--- Given data ---
▬▬▬▬▬▬▬▬▬▬
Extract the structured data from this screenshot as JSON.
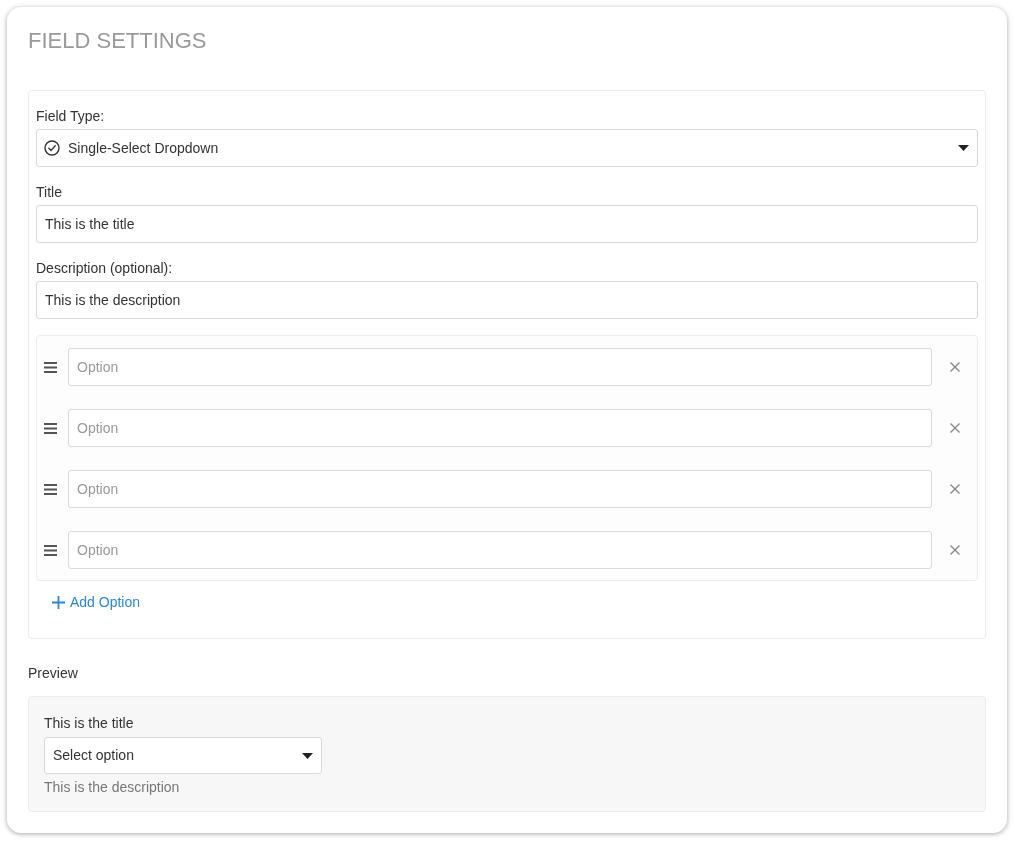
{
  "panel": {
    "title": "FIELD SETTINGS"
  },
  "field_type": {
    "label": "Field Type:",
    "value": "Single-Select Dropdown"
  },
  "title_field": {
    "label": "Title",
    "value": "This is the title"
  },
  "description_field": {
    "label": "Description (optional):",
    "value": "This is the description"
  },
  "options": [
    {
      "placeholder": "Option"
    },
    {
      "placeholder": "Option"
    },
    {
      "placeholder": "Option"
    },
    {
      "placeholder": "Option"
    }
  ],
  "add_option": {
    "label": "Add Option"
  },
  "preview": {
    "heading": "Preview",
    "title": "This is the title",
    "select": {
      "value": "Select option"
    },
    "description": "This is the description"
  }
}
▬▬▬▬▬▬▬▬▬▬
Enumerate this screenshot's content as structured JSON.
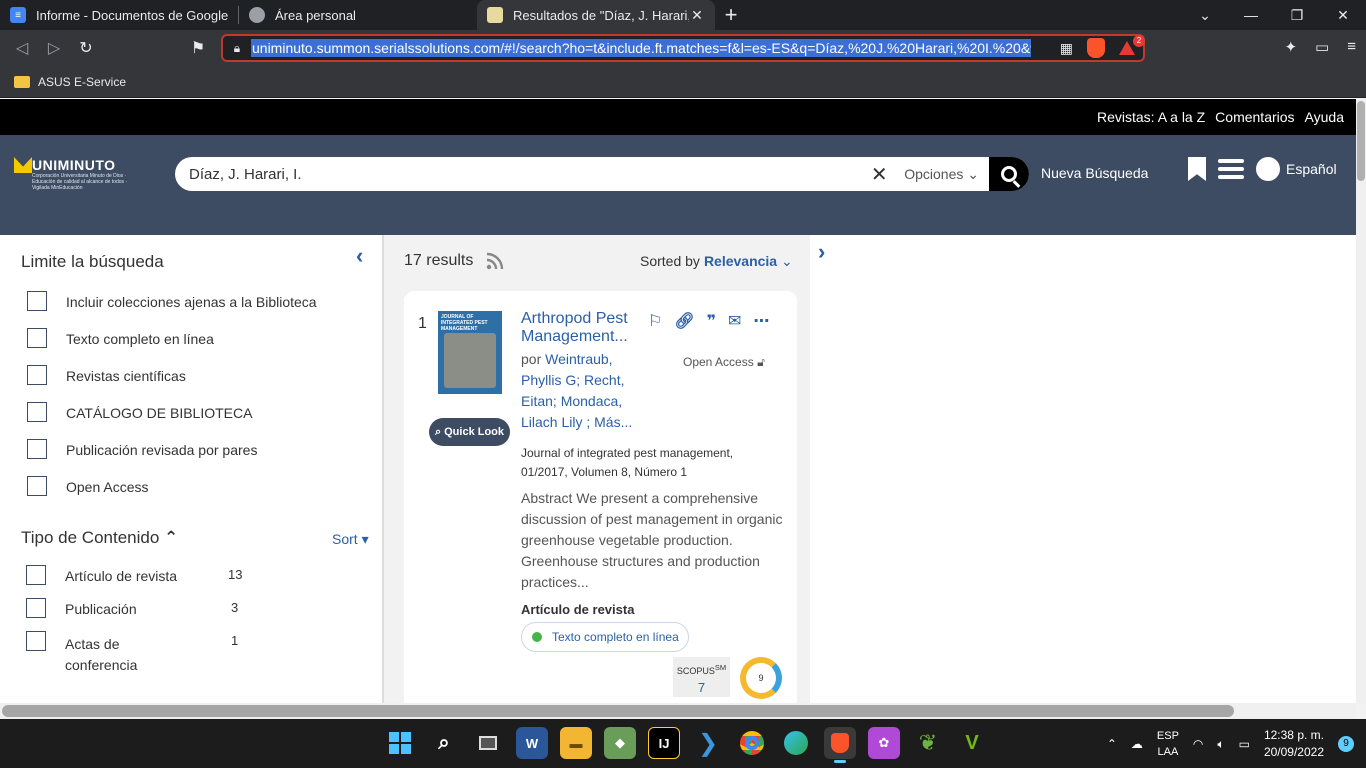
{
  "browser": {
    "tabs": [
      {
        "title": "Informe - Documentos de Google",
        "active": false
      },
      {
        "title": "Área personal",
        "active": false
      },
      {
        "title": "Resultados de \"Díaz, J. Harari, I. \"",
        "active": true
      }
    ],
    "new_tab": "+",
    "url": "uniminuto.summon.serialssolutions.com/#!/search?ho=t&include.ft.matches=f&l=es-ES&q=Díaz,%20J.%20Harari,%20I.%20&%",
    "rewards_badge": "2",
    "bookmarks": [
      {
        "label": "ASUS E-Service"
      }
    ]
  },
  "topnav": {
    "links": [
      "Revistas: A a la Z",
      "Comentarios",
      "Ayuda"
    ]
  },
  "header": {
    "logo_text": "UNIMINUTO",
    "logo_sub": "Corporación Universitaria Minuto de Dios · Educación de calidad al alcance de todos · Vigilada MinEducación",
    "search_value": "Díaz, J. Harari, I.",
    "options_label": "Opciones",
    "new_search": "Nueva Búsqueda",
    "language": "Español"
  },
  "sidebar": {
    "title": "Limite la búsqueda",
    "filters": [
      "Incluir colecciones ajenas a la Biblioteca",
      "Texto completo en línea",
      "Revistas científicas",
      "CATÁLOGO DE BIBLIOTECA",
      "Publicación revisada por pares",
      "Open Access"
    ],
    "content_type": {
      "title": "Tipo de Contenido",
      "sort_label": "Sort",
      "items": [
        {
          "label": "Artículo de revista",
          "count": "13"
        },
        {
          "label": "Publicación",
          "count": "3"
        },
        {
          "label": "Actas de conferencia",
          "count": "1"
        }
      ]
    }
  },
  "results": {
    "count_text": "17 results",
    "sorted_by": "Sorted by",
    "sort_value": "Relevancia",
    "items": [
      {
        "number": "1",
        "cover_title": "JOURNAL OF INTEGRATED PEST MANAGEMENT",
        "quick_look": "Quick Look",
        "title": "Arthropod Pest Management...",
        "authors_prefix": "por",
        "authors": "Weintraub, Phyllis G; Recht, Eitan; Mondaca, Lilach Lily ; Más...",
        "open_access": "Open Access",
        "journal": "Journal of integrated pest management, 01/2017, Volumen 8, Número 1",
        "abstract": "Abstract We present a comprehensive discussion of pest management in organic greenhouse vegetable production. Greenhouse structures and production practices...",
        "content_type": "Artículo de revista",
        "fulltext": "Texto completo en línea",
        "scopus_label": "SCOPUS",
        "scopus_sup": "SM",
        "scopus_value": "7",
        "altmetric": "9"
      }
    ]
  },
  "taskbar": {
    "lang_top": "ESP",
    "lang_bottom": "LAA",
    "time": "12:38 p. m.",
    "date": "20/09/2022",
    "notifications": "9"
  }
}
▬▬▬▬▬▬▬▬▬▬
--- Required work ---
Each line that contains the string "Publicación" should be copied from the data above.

--- Solution below ---
      "Publicación revisada por pares",
          "label": "Publicación",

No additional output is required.